WHAT YOU ARE ASKED TO DO ▸ Which lines of the records contain the word "title"? Show each of them.
BEGIN DATA PROVIDED
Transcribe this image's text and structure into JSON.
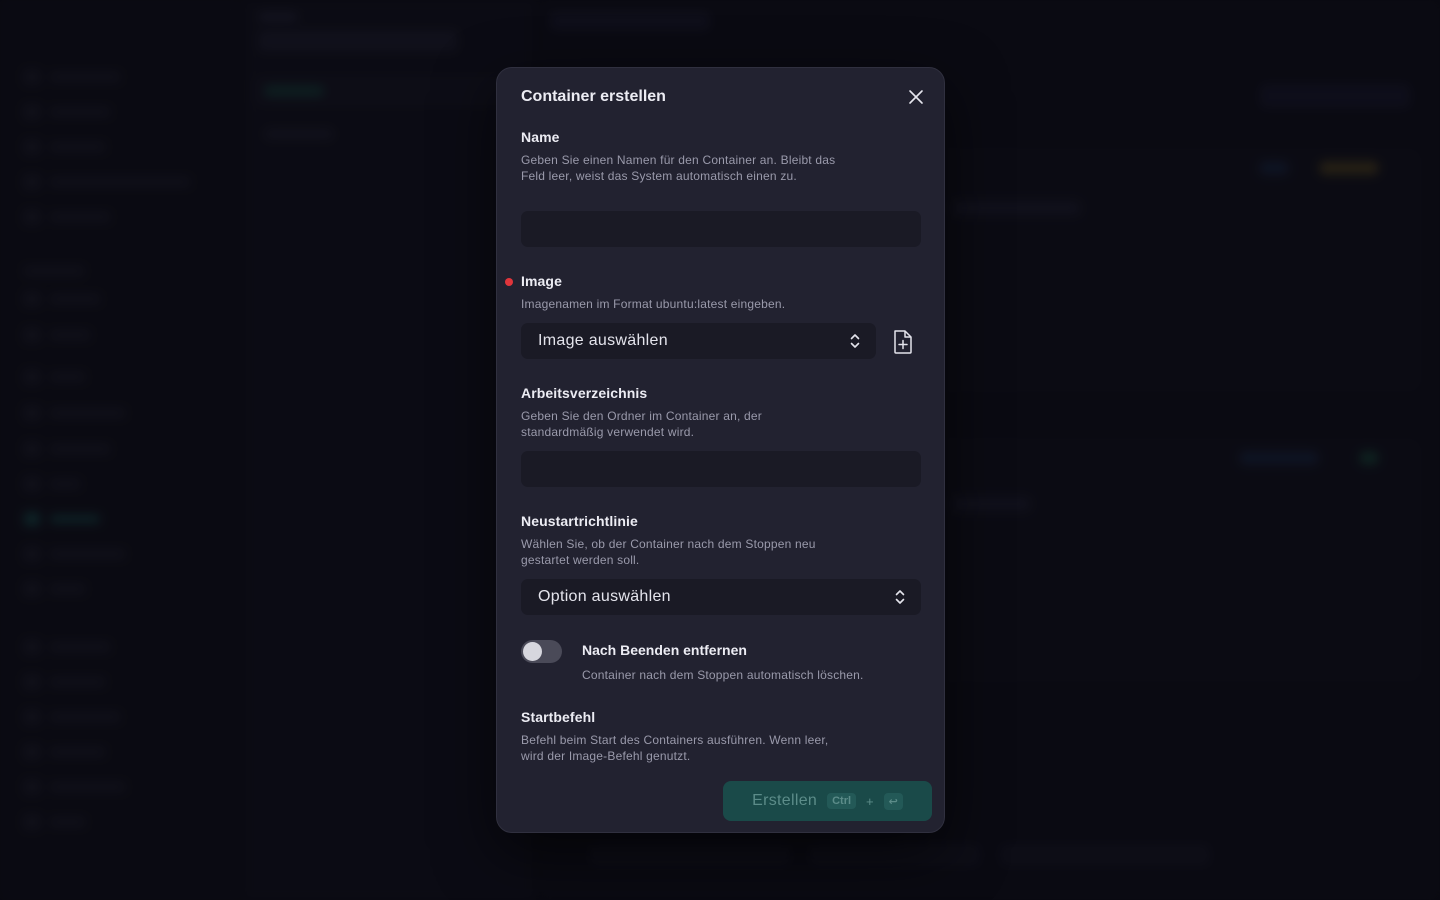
{
  "modal": {
    "title": "Container erstellen",
    "fields": {
      "name": {
        "label": "Name",
        "help": "Geben Sie einen Namen für den Container an. Bleibt das Feld leer, weist das System automatisch einen zu.",
        "value": ""
      },
      "image": {
        "label": "Image",
        "help": "Imagenamen im Format ubuntu:latest eingeben.",
        "selected": "Image auswählen",
        "required": true
      },
      "workdir": {
        "label": "Arbeitsverzeichnis",
        "help": "Geben Sie den Ordner im Container an, der standardmäßig verwendet wird.",
        "value": ""
      },
      "restart_policy": {
        "label": "Neustartrichtlinie",
        "help": "Wählen Sie, ob der Container nach dem Stoppen neu gestartet werden soll.",
        "selected": "Option auswählen"
      },
      "remove_on_exit": {
        "label": "Nach Beenden entfernen",
        "help": "Container nach dem Stoppen automatisch löschen.",
        "enabled": false
      },
      "command": {
        "label": "Startbefehl",
        "help": "Befehl beim Start des Containers ausführen. Wenn leer, wird der Image-Befehl genutzt."
      }
    },
    "submit": {
      "label": "Erstellen",
      "shortcut_mod": "Ctrl",
      "shortcut_plus": "+",
      "shortcut_key": "↩"
    }
  },
  "icons": {
    "close": "close-icon",
    "chevrons": "chevron-up-down-icon",
    "file_add": "file-plus-icon"
  },
  "colors": {
    "modal_bg": "#222230",
    "input_bg": "#1a1a25",
    "required_dot": "#e0353b",
    "primary_button": "#1a4a49"
  }
}
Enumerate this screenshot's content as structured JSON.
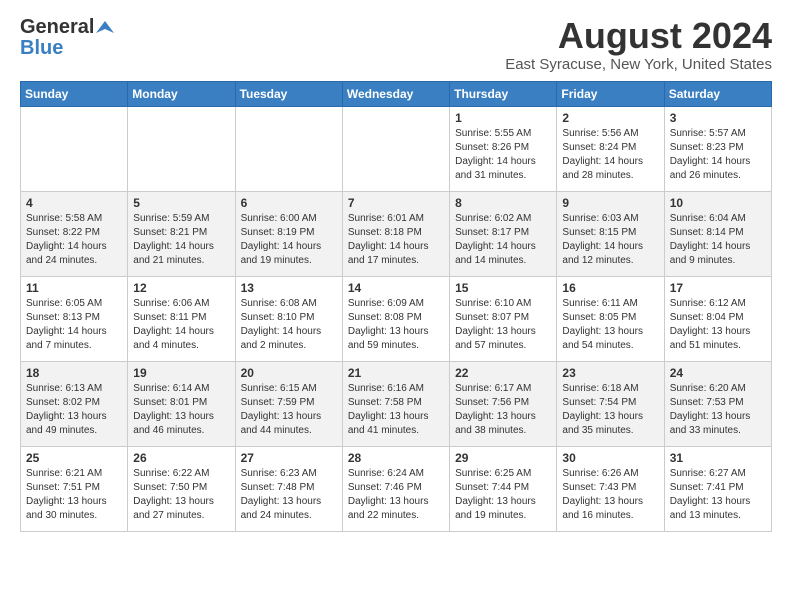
{
  "header": {
    "logo_general": "General",
    "logo_blue": "Blue",
    "month_year": "August 2024",
    "location": "East Syracuse, New York, United States"
  },
  "weekdays": [
    "Sunday",
    "Monday",
    "Tuesday",
    "Wednesday",
    "Thursday",
    "Friday",
    "Saturday"
  ],
  "weeks": [
    [
      {
        "day": "",
        "content": ""
      },
      {
        "day": "",
        "content": ""
      },
      {
        "day": "",
        "content": ""
      },
      {
        "day": "",
        "content": ""
      },
      {
        "day": "1",
        "content": "Sunrise: 5:55 AM\nSunset: 8:26 PM\nDaylight: 14 hours\nand 31 minutes."
      },
      {
        "day": "2",
        "content": "Sunrise: 5:56 AM\nSunset: 8:24 PM\nDaylight: 14 hours\nand 28 minutes."
      },
      {
        "day": "3",
        "content": "Sunrise: 5:57 AM\nSunset: 8:23 PM\nDaylight: 14 hours\nand 26 minutes."
      }
    ],
    [
      {
        "day": "4",
        "content": "Sunrise: 5:58 AM\nSunset: 8:22 PM\nDaylight: 14 hours\nand 24 minutes."
      },
      {
        "day": "5",
        "content": "Sunrise: 5:59 AM\nSunset: 8:21 PM\nDaylight: 14 hours\nand 21 minutes."
      },
      {
        "day": "6",
        "content": "Sunrise: 6:00 AM\nSunset: 8:19 PM\nDaylight: 14 hours\nand 19 minutes."
      },
      {
        "day": "7",
        "content": "Sunrise: 6:01 AM\nSunset: 8:18 PM\nDaylight: 14 hours\nand 17 minutes."
      },
      {
        "day": "8",
        "content": "Sunrise: 6:02 AM\nSunset: 8:17 PM\nDaylight: 14 hours\nand 14 minutes."
      },
      {
        "day": "9",
        "content": "Sunrise: 6:03 AM\nSunset: 8:15 PM\nDaylight: 14 hours\nand 12 minutes."
      },
      {
        "day": "10",
        "content": "Sunrise: 6:04 AM\nSunset: 8:14 PM\nDaylight: 14 hours\nand 9 minutes."
      }
    ],
    [
      {
        "day": "11",
        "content": "Sunrise: 6:05 AM\nSunset: 8:13 PM\nDaylight: 14 hours\nand 7 minutes."
      },
      {
        "day": "12",
        "content": "Sunrise: 6:06 AM\nSunset: 8:11 PM\nDaylight: 14 hours\nand 4 minutes."
      },
      {
        "day": "13",
        "content": "Sunrise: 6:08 AM\nSunset: 8:10 PM\nDaylight: 14 hours\nand 2 minutes."
      },
      {
        "day": "14",
        "content": "Sunrise: 6:09 AM\nSunset: 8:08 PM\nDaylight: 13 hours\nand 59 minutes."
      },
      {
        "day": "15",
        "content": "Sunrise: 6:10 AM\nSunset: 8:07 PM\nDaylight: 13 hours\nand 57 minutes."
      },
      {
        "day": "16",
        "content": "Sunrise: 6:11 AM\nSunset: 8:05 PM\nDaylight: 13 hours\nand 54 minutes."
      },
      {
        "day": "17",
        "content": "Sunrise: 6:12 AM\nSunset: 8:04 PM\nDaylight: 13 hours\nand 51 minutes."
      }
    ],
    [
      {
        "day": "18",
        "content": "Sunrise: 6:13 AM\nSunset: 8:02 PM\nDaylight: 13 hours\nand 49 minutes."
      },
      {
        "day": "19",
        "content": "Sunrise: 6:14 AM\nSunset: 8:01 PM\nDaylight: 13 hours\nand 46 minutes."
      },
      {
        "day": "20",
        "content": "Sunrise: 6:15 AM\nSunset: 7:59 PM\nDaylight: 13 hours\nand 44 minutes."
      },
      {
        "day": "21",
        "content": "Sunrise: 6:16 AM\nSunset: 7:58 PM\nDaylight: 13 hours\nand 41 minutes."
      },
      {
        "day": "22",
        "content": "Sunrise: 6:17 AM\nSunset: 7:56 PM\nDaylight: 13 hours\nand 38 minutes."
      },
      {
        "day": "23",
        "content": "Sunrise: 6:18 AM\nSunset: 7:54 PM\nDaylight: 13 hours\nand 35 minutes."
      },
      {
        "day": "24",
        "content": "Sunrise: 6:20 AM\nSunset: 7:53 PM\nDaylight: 13 hours\nand 33 minutes."
      }
    ],
    [
      {
        "day": "25",
        "content": "Sunrise: 6:21 AM\nSunset: 7:51 PM\nDaylight: 13 hours\nand 30 minutes."
      },
      {
        "day": "26",
        "content": "Sunrise: 6:22 AM\nSunset: 7:50 PM\nDaylight: 13 hours\nand 27 minutes."
      },
      {
        "day": "27",
        "content": "Sunrise: 6:23 AM\nSunset: 7:48 PM\nDaylight: 13 hours\nand 24 minutes."
      },
      {
        "day": "28",
        "content": "Sunrise: 6:24 AM\nSunset: 7:46 PM\nDaylight: 13 hours\nand 22 minutes."
      },
      {
        "day": "29",
        "content": "Sunrise: 6:25 AM\nSunset: 7:44 PM\nDaylight: 13 hours\nand 19 minutes."
      },
      {
        "day": "30",
        "content": "Sunrise: 6:26 AM\nSunset: 7:43 PM\nDaylight: 13 hours\nand 16 minutes."
      },
      {
        "day": "31",
        "content": "Sunrise: 6:27 AM\nSunset: 7:41 PM\nDaylight: 13 hours\nand 13 minutes."
      }
    ]
  ]
}
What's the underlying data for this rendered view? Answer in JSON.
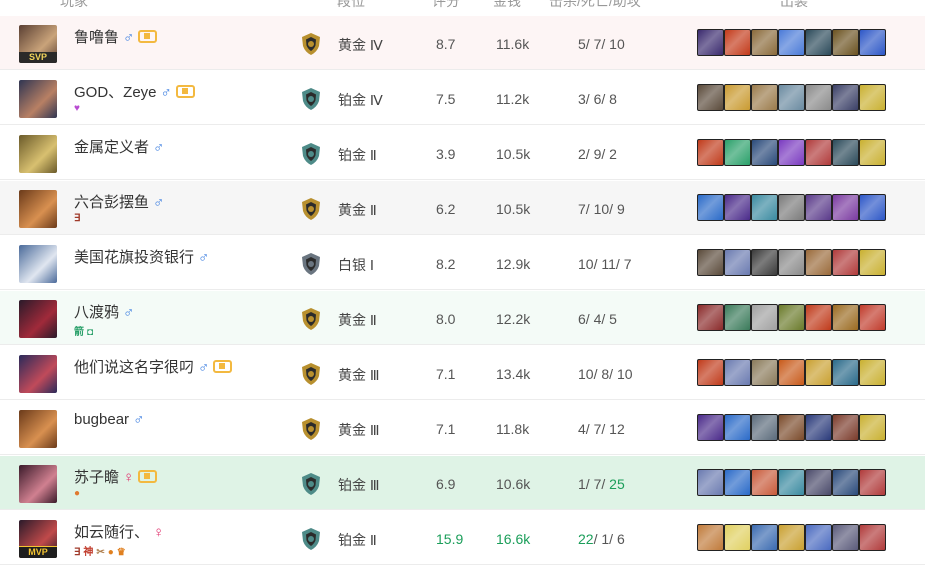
{
  "header": {
    "player": "玩家",
    "rank": "段位",
    "score": "评分",
    "gold": "金钱",
    "kda": "击杀/死亡/助攻",
    "items": "出装"
  },
  "rows": [
    {
      "name": "鲁噜鲁",
      "gender": "♂",
      "fame": true,
      "tag": "SVP",
      "avatar": [
        "#5a3f33",
        "#c9a37a"
      ],
      "sub": [],
      "rank_color": "#b8902f",
      "rank": "黄金 Ⅳ",
      "score": "8.7",
      "gold": "11.6k",
      "k": "5",
      "d": "7",
      "a": "10",
      "green_score": false,
      "green_gold": false,
      "green_k": false,
      "green_a": false,
      "bg": "lose",
      "items": [
        "#3a2a6e",
        "#c33a1a",
        "#8a6a3a",
        "#4a7ad8",
        "#2b4a5a",
        "#6b5220",
        "#2d57c7"
      ]
    },
    {
      "name": "GOD、Zeye",
      "gender": "♂",
      "fame": true,
      "tag": "",
      "avatar": [
        "#2f3552",
        "#b88064"
      ],
      "sub": [
        {
          "t": "♥",
          "c": "#b84bd1"
        }
      ],
      "rank_color": "#4e8b88",
      "rank": "铂金 Ⅳ",
      "score": "7.5",
      "gold": "11.2k",
      "k": "3",
      "d": "6",
      "a": "8",
      "green_score": false,
      "green_gold": false,
      "green_k": false,
      "green_a": false,
      "bg": "white",
      "items": [
        "#5a4a3a",
        "#c99a30",
        "#9a7a4a",
        "#6a8aa0",
        "#8a8a8a",
        "#3a3f66",
        "#c9b030"
      ]
    },
    {
      "name": "金属定义者",
      "gender": "♂",
      "fame": false,
      "tag": "",
      "avatar": [
        "#6a5a2a",
        "#d8c070"
      ],
      "sub": [],
      "rank_color": "#4e8b88",
      "rank": "铂金 Ⅱ",
      "score": "3.9",
      "gold": "10.5k",
      "k": "2",
      "d": "9",
      "a": "2",
      "green_score": false,
      "green_gold": false,
      "green_k": false,
      "green_a": false,
      "bg": "white",
      "items": [
        "#c03a1a",
        "#2aa06a",
        "#2a4a7a",
        "#7a3ac0",
        "#b03a3a",
        "#2b4a5a",
        "#c9b030"
      ]
    },
    {
      "name": "六合彭摆鱼",
      "gender": "♂",
      "fame": false,
      "tag": "",
      "avatar": [
        "#6a3a1a",
        "#d89050"
      ],
      "sub": [
        {
          "t": "∃",
          "c": "#a03a2a"
        }
      ],
      "rank_color": "#b8902f",
      "rank": "黄金 Ⅱ",
      "score": "6.2",
      "gold": "10.5k",
      "k": "7",
      "d": "10",
      "a": "9",
      "green_score": false,
      "green_gold": false,
      "green_k": false,
      "green_a": false,
      "bg": "gray",
      "items": [
        "#2a6ac8",
        "#4a2a8a",
        "#3a8aa0",
        "#7a7a7a",
        "#5a3a8a",
        "#7a3aa0",
        "#2d57c7"
      ]
    },
    {
      "name": "美国花旗投资银行",
      "gender": "♂",
      "fame": false,
      "tag": "",
      "avatar": [
        "#4a6a9a",
        "#e0e6f0"
      ],
      "sub": [],
      "rank_color": "#6a7580",
      "rank": "白银 Ⅰ",
      "score": "8.2",
      "gold": "12.9k",
      "k": "10",
      "d": "11",
      "a": "7",
      "green_score": false,
      "green_gold": false,
      "green_k": false,
      "green_a": false,
      "bg": "white",
      "items": [
        "#5a4a3a",
        "#6a7ab0",
        "#3a3a3a",
        "#8a8a8a",
        "#9a6a3a",
        "#b03a3a",
        "#c9b030"
      ]
    },
    {
      "name": "八渡鸦",
      "gender": "♂",
      "fame": false,
      "tag": "",
      "avatar": [
        "#2a1a2a",
        "#a02a3a"
      ],
      "sub": [
        {
          "t": "箭",
          "c": "#2aa06a"
        },
        {
          "t": "◘",
          "c": "#2aa06a"
        }
      ],
      "rank_color": "#b8902f",
      "rank": "黄金 Ⅱ",
      "score": "8.0",
      "gold": "12.2k",
      "k": "6",
      "d": "4",
      "a": "5",
      "green_score": false,
      "green_gold": false,
      "green_k": false,
      "green_a": false,
      "bg": "win",
      "items": [
        "#8a2a2a",
        "#3a7a5a",
        "#a0a0a0",
        "#6a7a2a",
        "#c03a1a",
        "#9a6a20",
        "#c03a2a"
      ]
    },
    {
      "name": "他们说这名字很叼",
      "gender": "♂",
      "fame": true,
      "tag": "",
      "avatar": [
        "#2a2a5a",
        "#c04a5a"
      ],
      "sub": [],
      "rank_color": "#b8902f",
      "rank": "黄金 Ⅲ",
      "score": "7.1",
      "gold": "13.4k",
      "k": "10",
      "d": "8",
      "a": "10",
      "green_score": false,
      "green_gold": false,
      "green_k": false,
      "green_a": false,
      "bg": "white",
      "items": [
        "#c03a1a",
        "#6a7ab0",
        "#8a7a5a",
        "#c85a1a",
        "#c9a030",
        "#2a6a8a",
        "#c9b030"
      ]
    },
    {
      "name": "bugbear",
      "gender": "♂",
      "fame": false,
      "tag": "",
      "avatar": [
        "#6a3a1a",
        "#d89050"
      ],
      "sub": [],
      "rank_color": "#b8902f",
      "rank": "黄金 Ⅲ",
      "score": "7.1",
      "gold": "11.8k",
      "k": "4",
      "d": "7",
      "a": "12",
      "green_score": false,
      "green_gold": false,
      "green_k": false,
      "green_a": false,
      "bg": "white",
      "items": [
        "#4a2a8a",
        "#2a6ac8",
        "#5a6a7a",
        "#7a4a2a",
        "#2a3a7a",
        "#7a3a2a",
        "#c9b030"
      ]
    },
    {
      "name": "苏子瞻",
      "gender": "♀",
      "fame": true,
      "tag": "",
      "avatar": [
        "#3a1a2a",
        "#d08090"
      ],
      "sub": [
        {
          "t": "●",
          "c": "#e07a30"
        }
      ],
      "rank_color": "#4e8b88",
      "rank": "铂金 Ⅲ",
      "score": "6.9",
      "gold": "10.6k",
      "k": "1",
      "d": "7",
      "a": "25",
      "green_score": false,
      "green_gold": false,
      "green_k": false,
      "green_a": true,
      "bg": "hl",
      "items": [
        "#6a7ab0",
        "#2a6ac8",
        "#c85a3a",
        "#3a8aa0",
        "#4a4a6a",
        "#2a4a7a",
        "#b03a3a"
      ]
    },
    {
      "name": "如云随行、",
      "gender": "♀",
      "fame": false,
      "tag": "MVP",
      "avatar": [
        "#2a1a2a",
        "#c04a4a"
      ],
      "sub": [
        {
          "t": "∃",
          "c": "#a03a2a"
        },
        {
          "t": "神",
          "c": "#c03a2a"
        },
        {
          "t": "✂",
          "c": "#b08050"
        },
        {
          "t": "●",
          "c": "#e08020"
        },
        {
          "t": "♛",
          "c": "#e08020"
        }
      ],
      "rank_color": "#4e8b88",
      "rank": "铂金 Ⅱ",
      "score": "15.9",
      "gold": "16.6k",
      "k": "22",
      "d": "1",
      "a": "6",
      "green_score": true,
      "green_gold": true,
      "green_k": true,
      "green_a": false,
      "bg": "white",
      "items": [
        "#c07a3a",
        "#e0d060",
        "#3a6ab0",
        "#c9a030",
        "#4a6ac0",
        "#5a5a7a",
        "#b03a3a"
      ]
    }
  ]
}
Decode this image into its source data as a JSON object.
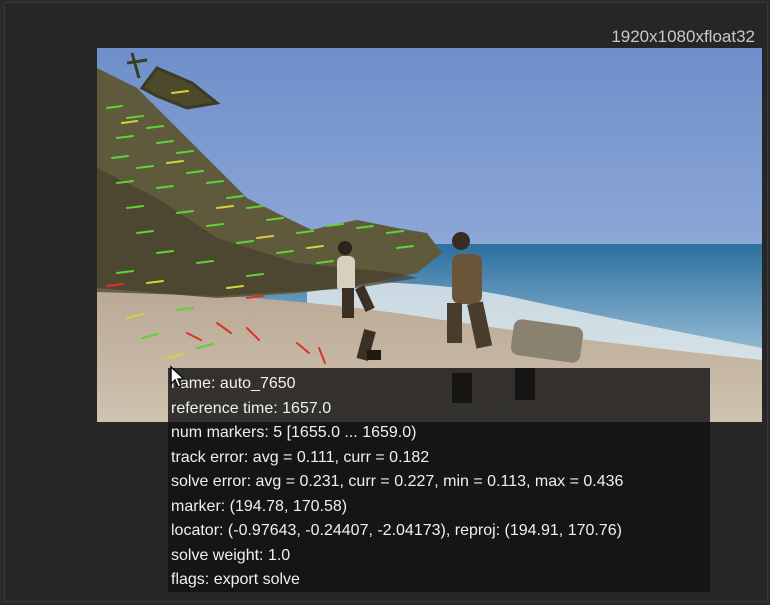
{
  "viewer": {
    "resolution_label": "1920x1080xfloat32"
  },
  "colors": {
    "track_good": "#5fd23a",
    "track_mid": "#d8d23a",
    "track_bad": "#e0302a",
    "panel_bg": "#121212",
    "text": "#f0f0f0"
  },
  "info_panel": {
    "lines": [
      "name: auto_7650",
      "reference time: 1657.0",
      "num markers: 5 [1655.0 ... 1659.0)",
      "track error: avg = 0.111, curr = 0.182",
      "solve error: avg = 0.231, curr = 0.227, min = 0.113, max = 0.436",
      "marker: (194.78, 170.58)",
      "locator: (-0.97643, -0.24407, -2.04173), reproj: (194.91, 170.76)",
      "solve weight: 1.0",
      "flags: export solve"
    ]
  },
  "icons": {
    "cursor": "arrow-cursor-icon"
  }
}
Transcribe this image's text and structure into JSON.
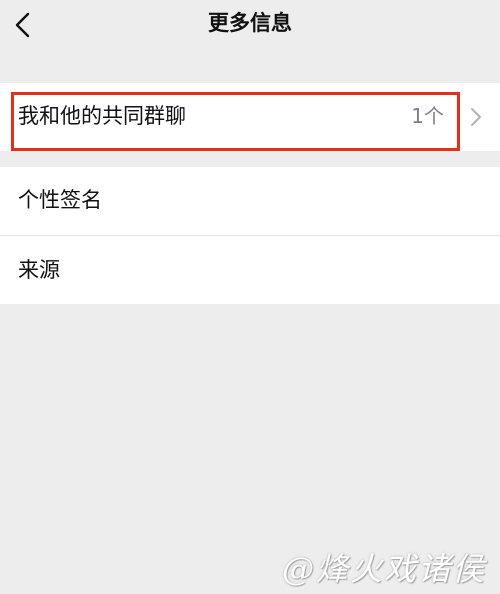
{
  "navbar": {
    "title": "更多信息",
    "back_icon": "chevron-left-icon"
  },
  "rows": {
    "shared_groups": {
      "label": "我和他的共同群聊",
      "value": "1个",
      "arrow_icon": "chevron-right-icon",
      "highlight_color": "#E0301E"
    },
    "signature": {
      "label": "个性签名"
    },
    "source": {
      "label": "来源"
    }
  },
  "watermark": {
    "text": "@烽火戏诸侯"
  },
  "colors": {
    "background": "#EDEDED",
    "row_background": "#FFFFFF",
    "secondary_text": "#7F7F7F"
  }
}
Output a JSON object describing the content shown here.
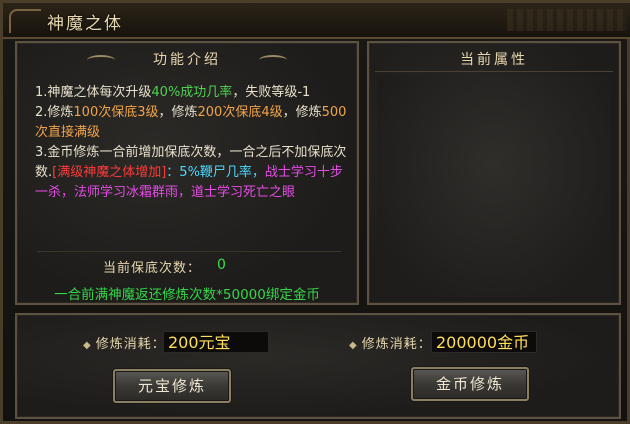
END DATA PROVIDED
COMPLETED TASK ▸
    "title": "Container erstellen",
    "title": "更多信息",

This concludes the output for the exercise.